*Work order:* Under this task are some entries; return every one of them exactly.

____ Data to process

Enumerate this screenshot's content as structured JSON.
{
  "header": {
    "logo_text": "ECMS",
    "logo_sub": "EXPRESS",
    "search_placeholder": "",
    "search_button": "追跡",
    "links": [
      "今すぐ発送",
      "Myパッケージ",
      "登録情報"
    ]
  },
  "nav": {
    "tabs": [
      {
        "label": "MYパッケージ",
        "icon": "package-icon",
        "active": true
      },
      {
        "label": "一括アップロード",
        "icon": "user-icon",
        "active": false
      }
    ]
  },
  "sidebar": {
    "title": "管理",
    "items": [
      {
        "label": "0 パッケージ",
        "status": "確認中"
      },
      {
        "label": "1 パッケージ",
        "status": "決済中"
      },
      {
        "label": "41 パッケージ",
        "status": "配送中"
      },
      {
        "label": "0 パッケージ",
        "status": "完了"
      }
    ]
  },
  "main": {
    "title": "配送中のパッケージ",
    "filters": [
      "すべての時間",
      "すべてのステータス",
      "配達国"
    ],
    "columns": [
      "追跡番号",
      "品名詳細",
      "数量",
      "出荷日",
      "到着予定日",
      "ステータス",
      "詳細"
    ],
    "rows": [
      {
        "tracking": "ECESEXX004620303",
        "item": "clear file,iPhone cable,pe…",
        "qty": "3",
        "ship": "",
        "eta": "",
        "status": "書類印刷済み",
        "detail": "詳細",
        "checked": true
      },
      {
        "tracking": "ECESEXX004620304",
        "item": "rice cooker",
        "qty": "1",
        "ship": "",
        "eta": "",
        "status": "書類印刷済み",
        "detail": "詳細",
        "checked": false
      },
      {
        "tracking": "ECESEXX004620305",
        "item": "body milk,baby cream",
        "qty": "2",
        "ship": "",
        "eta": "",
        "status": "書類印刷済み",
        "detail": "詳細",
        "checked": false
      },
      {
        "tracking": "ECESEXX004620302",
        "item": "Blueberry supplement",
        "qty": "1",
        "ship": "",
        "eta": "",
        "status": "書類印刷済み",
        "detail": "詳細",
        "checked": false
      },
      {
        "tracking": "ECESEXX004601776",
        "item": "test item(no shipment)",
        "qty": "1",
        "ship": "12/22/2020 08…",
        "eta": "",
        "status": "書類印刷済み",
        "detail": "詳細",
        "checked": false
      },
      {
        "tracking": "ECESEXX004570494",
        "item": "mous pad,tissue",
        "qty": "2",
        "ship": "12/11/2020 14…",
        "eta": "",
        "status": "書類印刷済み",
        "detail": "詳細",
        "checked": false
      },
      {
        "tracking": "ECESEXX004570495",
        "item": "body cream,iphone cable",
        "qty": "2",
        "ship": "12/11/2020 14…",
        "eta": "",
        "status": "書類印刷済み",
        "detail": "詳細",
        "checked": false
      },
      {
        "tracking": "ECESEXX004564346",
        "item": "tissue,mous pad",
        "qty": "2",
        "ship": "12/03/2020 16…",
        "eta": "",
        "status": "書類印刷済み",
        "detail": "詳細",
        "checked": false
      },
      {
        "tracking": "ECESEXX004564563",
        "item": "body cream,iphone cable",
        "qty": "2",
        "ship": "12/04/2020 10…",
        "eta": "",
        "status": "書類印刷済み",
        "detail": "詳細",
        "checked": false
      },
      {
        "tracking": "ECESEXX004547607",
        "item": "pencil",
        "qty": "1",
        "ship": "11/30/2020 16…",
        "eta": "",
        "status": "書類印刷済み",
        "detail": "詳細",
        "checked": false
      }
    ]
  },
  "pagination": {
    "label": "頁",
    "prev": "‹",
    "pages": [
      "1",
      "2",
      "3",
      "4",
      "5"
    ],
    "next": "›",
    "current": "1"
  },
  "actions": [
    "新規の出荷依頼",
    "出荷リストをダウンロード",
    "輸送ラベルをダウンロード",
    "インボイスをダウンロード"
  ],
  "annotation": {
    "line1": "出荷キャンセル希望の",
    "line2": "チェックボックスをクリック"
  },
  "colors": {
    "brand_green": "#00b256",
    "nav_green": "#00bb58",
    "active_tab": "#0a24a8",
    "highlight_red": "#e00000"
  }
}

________

*Result:*
Enumerate this screenshot's content as structured JSON.
{
  "header": {
    "logo_text": "ECMS",
    "logo_sub": "EXPRESS",
    "search_placeholder": "",
    "search_button": "追跡",
    "links": [
      "今すぐ発送",
      "Myパッケージ",
      "登録情報"
    ]
  },
  "nav": {
    "tabs": [
      {
        "label": "MYパッケージ",
        "icon": "package-icon",
        "active": true
      },
      {
        "label": "一括アップロード",
        "icon": "user-icon",
        "active": false
      }
    ]
  },
  "sidebar": {
    "title": "管理",
    "items": [
      {
        "label": "0 パッケージ",
        "status": "確認中"
      },
      {
        "label": "1 パッケージ",
        "status": "決済中"
      },
      {
        "label": "41 パッケージ",
        "status": "配送中"
      },
      {
        "label": "0 パッケージ",
        "status": "完了"
      }
    ]
  },
  "main": {
    "title": "配送中のパッケージ",
    "filters": [
      "すべての時間",
      "すべてのステータス",
      "配達国"
    ],
    "columns": [
      "追跡番号",
      "品名詳細",
      "数量",
      "出荷日",
      "到着予定日",
      "ステータス",
      "詳細"
    ],
    "rows": [
      {
        "tracking": "ECESEXX004620303",
        "item": "clear file,iPhone cable,pe…",
        "qty": "3",
        "ship": "",
        "eta": "",
        "status": "書類印刷済み",
        "detail": "詳細",
        "checked": true
      },
      {
        "tracking": "ECESEXX004620304",
        "item": "rice cooker",
        "qty": "1",
        "ship": "",
        "eta": "",
        "status": "書類印刷済み",
        "detail": "詳細",
        "checked": false
      },
      {
        "tracking": "ECESEXX004620305",
        "item": "body milk,baby cream",
        "qty": "2",
        "ship": "",
        "eta": "",
        "status": "書類印刷済み",
        "detail": "詳細",
        "checked": false
      },
      {
        "tracking": "ECESEXX004620302",
        "item": "Blueberry supplement",
        "qty": "1",
        "ship": "",
        "eta": "",
        "status": "書類印刷済み",
        "detail": "詳細",
        "checked": false
      },
      {
        "tracking": "ECESEXX004601776",
        "item": "test item(no shipment)",
        "qty": "1",
        "ship": "12/22/2020 08…",
        "eta": "",
        "status": "書類印刷済み",
        "detail": "詳細",
        "checked": false
      },
      {
        "tracking": "ECESEXX004570494",
        "item": "mous pad,tissue",
        "qty": "2",
        "ship": "12/11/2020 14…",
        "eta": "",
        "status": "書類印刷済み",
        "detail": "詳細",
        "checked": false
      },
      {
        "tracking": "ECESEXX004570495",
        "item": "body cream,iphone cable",
        "qty": "2",
        "ship": "12/11/2020 14…",
        "eta": "",
        "status": "書類印刷済み",
        "detail": "詳細",
        "checked": false
      },
      {
        "tracking": "ECESEXX004564346",
        "item": "tissue,mous pad",
        "qty": "2",
        "ship": "12/03/2020 16…",
        "eta": "",
        "status": "書類印刷済み",
        "detail": "詳細",
        "checked": false
      },
      {
        "tracking": "ECESEXX004564563",
        "item": "body cream,iphone cable",
        "qty": "2",
        "ship": "12/04/2020 10…",
        "eta": "",
        "status": "書類印刷済み",
        "detail": "詳細",
        "checked": false
      },
      {
        "tracking": "ECESEXX004547607",
        "item": "pencil",
        "qty": "1",
        "ship": "11/30/2020 16…",
        "eta": "",
        "status": "書類印刷済み",
        "detail": "詳細",
        "checked": false
      }
    ]
  },
  "pagination": {
    "label": "頁",
    "prev": "‹",
    "pages": [
      "1",
      "2",
      "3",
      "4",
      "5"
    ],
    "next": "›",
    "current": "1"
  },
  "actions": [
    "新規の出荷依頼",
    "出荷リストをダウンロード",
    "輸送ラベルをダウンロード",
    "インボイスをダウンロード"
  ],
  "annotation": {
    "line1": "出荷キャンセル希望の",
    "line2": "チェックボックスをクリック"
  },
  "colors": {
    "brand_green": "#00b256",
    "nav_green": "#00bb58",
    "active_tab": "#0a24a8",
    "highlight_red": "#e00000"
  }
}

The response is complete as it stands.